5 PowerPoint Crimes

Powerpoint has been used for years as a tool for business presentations. However, it’s still very rare to see it utilised effectively. Here are just five common Powerpoint crimes that I see every week.


Powerpoint can be a great way bolster a presentation or to make a point clearer. But it’s important to remember that it should only provide support material for a presentation that stands on its own.   Don’t use a slide to tell the story, but to illustrate it and bring it to life.  If a slide isn’t adding value then just bin it.

Too Many Graphics

If you’re explaining to your colleagues why there are going to be redundancies in the coming year, you don’t have to do it by zipping a cartoon dog across the screen, accompanied by a faded-in speech bubble containing the words “cut-backs” and a Dog Bark SFX.
Clever graphics are no longer a ‘wow’ because everyone knows how they work, and there’s a danger that too much blinking, fading and twisting will simply make it look like you’re using style to cover up a lack of content.

Too Much Information

In any form of presentation, the most important thing to remember is that your primary job is not to convey all of the relevant information. Regardless of how well written/performed a presentation is, very little of the actual information you put across will be retained. Rather, the whole point of presenting is to make an impact. As a golden rule, if something needs a hundred words on a powerpoint slide, you may as well drop it to your audience on an email.

Too many slides

There is nothing worse than being in an audience and realising that you are about to be delivered ‘War and Peace’ in PowerPoint.  It’s all about being crisp and relevant, so don’t overdo it.  As a rule of thumb, a slide-per-minute is ample.  And that’s assuming it only contains a handful of words, one diagram, or a single picture.

Dark backgrounds

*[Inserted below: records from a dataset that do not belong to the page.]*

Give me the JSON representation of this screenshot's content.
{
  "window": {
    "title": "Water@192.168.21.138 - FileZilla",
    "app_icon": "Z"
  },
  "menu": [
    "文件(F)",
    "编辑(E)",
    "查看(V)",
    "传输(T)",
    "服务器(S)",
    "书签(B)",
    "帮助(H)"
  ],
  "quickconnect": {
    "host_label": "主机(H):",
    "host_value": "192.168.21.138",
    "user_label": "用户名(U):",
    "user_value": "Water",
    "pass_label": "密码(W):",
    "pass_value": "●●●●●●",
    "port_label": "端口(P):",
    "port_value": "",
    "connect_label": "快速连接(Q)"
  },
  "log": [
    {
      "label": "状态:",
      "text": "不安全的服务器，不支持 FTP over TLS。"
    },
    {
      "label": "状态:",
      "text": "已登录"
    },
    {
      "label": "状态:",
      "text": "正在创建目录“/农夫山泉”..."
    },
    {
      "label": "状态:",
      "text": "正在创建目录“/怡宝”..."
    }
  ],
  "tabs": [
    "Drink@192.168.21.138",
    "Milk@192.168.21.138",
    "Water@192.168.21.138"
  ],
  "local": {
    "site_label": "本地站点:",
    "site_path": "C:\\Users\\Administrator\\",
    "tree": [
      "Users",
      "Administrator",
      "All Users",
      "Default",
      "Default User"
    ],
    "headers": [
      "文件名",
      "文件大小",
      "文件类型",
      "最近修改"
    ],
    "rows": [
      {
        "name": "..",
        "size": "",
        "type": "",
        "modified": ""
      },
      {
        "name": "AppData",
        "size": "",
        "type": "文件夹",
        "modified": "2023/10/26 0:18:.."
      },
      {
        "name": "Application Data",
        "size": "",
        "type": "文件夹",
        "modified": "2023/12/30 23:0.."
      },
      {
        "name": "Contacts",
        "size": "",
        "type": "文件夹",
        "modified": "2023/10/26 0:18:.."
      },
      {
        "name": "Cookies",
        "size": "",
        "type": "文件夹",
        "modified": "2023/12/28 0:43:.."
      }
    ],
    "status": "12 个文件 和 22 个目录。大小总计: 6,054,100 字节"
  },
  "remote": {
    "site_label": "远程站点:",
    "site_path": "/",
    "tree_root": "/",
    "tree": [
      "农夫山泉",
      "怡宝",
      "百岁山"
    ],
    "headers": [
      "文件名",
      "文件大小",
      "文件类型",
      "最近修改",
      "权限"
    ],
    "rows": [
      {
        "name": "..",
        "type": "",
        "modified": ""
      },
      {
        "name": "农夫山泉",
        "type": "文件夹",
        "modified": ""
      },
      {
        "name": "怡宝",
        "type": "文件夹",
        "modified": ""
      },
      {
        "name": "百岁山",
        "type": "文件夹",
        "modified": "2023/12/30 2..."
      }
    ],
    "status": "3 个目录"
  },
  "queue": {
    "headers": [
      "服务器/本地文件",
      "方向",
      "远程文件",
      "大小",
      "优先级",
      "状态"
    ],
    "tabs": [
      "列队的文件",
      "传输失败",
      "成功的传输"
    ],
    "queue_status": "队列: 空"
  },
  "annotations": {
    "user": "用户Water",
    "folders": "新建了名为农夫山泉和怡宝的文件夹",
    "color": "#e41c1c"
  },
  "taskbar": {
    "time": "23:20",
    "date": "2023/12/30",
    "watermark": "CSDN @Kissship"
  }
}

They may look clever on your laptop, but they’ll make any slide almost impossible to read when they are projected.  The projection will often change the tint, and make them blend into the words.  So that beige font on a brown background is a definite no go.